The projections indicate that Macron garnered between 65 to 66.1 percent of votes, and Le Pen between 33.9 to 35 percent.
The results will make Macron, who has never held an elected office, the eighth president of the French Fifth Republic and the youngest ever leader of the European powerhouse.
From a middle-class family in Amiens, northeast France, Macron obtained a master’s degree of philosophy at Paris Nanterre University and a master’s degree in public affairs at Paris Institute of Political Studies (Science Po), before training for a civil service career at National School of Administration (ENA).
After graduation, he worked as a finance inspector in the ministry of economy between 2004 and 2008.
From 2008 to 2012, he worked as an investment banker at Rothschild & Cie Banque.
Macron was an advisor to Francois Hollande during his election campaign and later became Hollande’s economy minister in 2014.
He was one of main figures that forged the law on growth and activity, as well as the Responsibility Pact, flagship pieces of the Socialist government’s roadmap to revive sluggish growth and lower unemployment in France.
Two years later, he quit his post to launch his bid for the 2017 presidential election, and created his own political movement “En Marche!” (On the Move!), which he described “neither in the left nor in the right.”
Throughout his campaign, Macron has been portraying himself as a “candidate for jobs,” and proposing “progressive” measures to “pull France into the 21st century.”
He pledged to further reduce French high employment charges and increase workers’ minimum wages by 500 euros (549 U.S. dollars) per year by cutting taxes on wages. He also wants to raise taxes on consumption and wealthy pensioners.
Furthermore, he promised to cut public expenditure by 60 billion euros (65 billion U.S. dollars) in order to stick to France’s commitments to bring down budget deficit to GDP (gross domestic product) ratio to the eurozone threshold of 3 percent.
He also vowed to reduce corporate tax to 25 percent from the current 33.3 percent and to slash civil servant jobs by 120,000.
In addition, he proposed a public investment scheme worth 50 billion euros (54 billion U.S. dollars) aimed at improving training, financing energy transition and modernizing the country’s administrative services.
As for unemployment issue, the centrist candidate vowed to lower joblessness rate to 7 percent by 2022 from the current 9.7 percent.
Macron promised to boost the defense budget, create 10,000 police jobs and 4,000 to 5,000 teaching jobs.
On governance, he planned to cut number of lawmakers by a third in both the Senate and National Assembly and ban the hiring of family-members as assistants of lawmakers.

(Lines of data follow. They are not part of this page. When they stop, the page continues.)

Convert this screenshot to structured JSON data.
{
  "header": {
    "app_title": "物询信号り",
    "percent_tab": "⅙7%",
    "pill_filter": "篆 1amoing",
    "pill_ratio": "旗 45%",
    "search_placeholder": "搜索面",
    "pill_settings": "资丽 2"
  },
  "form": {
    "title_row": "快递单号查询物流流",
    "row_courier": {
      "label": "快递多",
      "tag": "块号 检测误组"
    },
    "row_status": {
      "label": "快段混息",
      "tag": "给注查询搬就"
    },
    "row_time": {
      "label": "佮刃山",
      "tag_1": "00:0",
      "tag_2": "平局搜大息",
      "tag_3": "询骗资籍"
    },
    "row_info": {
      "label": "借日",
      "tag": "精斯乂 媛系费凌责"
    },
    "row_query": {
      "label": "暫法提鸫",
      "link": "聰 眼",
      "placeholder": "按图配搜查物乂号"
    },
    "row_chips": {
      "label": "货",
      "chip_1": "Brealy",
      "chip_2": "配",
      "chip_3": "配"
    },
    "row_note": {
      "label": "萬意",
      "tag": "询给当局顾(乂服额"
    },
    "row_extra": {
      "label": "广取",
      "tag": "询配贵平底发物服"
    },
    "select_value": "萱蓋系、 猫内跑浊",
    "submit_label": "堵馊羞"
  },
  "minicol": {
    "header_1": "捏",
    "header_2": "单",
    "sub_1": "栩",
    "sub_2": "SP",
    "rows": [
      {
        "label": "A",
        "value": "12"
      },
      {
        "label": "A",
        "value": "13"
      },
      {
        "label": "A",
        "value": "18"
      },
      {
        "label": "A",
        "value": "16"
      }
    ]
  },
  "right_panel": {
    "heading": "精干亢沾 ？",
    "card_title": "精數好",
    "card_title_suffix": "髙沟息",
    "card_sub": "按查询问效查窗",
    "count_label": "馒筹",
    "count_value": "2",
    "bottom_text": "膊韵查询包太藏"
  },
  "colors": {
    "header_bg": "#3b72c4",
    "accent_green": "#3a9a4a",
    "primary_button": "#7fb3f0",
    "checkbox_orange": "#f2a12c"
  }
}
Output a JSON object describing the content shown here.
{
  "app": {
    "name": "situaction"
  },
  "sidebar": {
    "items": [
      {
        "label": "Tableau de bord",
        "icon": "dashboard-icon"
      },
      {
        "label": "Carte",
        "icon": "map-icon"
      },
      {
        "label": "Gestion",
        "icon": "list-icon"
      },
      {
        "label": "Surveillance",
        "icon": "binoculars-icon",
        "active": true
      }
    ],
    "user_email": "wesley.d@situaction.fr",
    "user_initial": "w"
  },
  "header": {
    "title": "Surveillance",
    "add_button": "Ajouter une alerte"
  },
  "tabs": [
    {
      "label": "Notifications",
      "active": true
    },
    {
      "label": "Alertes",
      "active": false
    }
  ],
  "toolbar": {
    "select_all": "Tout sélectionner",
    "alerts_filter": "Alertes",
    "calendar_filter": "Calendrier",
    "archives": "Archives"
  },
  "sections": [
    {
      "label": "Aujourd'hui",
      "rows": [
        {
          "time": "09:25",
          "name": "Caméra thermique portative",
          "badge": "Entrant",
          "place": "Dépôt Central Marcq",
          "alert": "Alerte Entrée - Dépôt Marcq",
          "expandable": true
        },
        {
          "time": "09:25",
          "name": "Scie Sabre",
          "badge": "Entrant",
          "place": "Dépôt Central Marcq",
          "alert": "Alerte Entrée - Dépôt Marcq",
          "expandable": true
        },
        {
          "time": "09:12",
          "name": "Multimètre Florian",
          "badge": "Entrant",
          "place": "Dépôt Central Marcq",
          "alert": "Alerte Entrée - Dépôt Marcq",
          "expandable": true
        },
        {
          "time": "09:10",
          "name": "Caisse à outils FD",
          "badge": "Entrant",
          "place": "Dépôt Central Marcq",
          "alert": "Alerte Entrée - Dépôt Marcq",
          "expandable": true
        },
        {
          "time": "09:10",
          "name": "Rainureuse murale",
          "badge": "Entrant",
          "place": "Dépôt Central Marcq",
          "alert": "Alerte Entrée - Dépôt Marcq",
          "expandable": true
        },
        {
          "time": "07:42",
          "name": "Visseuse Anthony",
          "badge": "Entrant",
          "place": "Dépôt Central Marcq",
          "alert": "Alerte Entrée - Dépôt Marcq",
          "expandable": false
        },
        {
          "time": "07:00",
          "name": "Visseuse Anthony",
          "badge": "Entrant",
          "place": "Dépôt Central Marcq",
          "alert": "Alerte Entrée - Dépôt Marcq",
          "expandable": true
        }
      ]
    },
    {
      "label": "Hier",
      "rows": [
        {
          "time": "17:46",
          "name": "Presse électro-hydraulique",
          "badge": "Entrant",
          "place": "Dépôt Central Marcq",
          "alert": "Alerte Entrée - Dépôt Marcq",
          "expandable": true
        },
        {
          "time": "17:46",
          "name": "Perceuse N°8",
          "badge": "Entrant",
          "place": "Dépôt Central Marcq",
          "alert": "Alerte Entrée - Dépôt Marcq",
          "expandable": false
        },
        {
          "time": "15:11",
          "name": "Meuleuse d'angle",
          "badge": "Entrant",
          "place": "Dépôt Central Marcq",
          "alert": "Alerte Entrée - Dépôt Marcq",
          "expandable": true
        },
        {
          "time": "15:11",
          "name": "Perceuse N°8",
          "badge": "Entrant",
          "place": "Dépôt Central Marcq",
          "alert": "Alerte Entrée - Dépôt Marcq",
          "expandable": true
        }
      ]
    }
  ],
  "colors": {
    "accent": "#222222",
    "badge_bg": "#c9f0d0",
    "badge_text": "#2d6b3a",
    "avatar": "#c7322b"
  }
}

Macron is also known for his pro-European Union (EU) position, pledging to “revive the European project,” which made him the favorite of Brussels and Berlin throughout the campaign.
Macron is married to Brigitte Trogneux, his high school teacher who is 25 years his senior. Enditem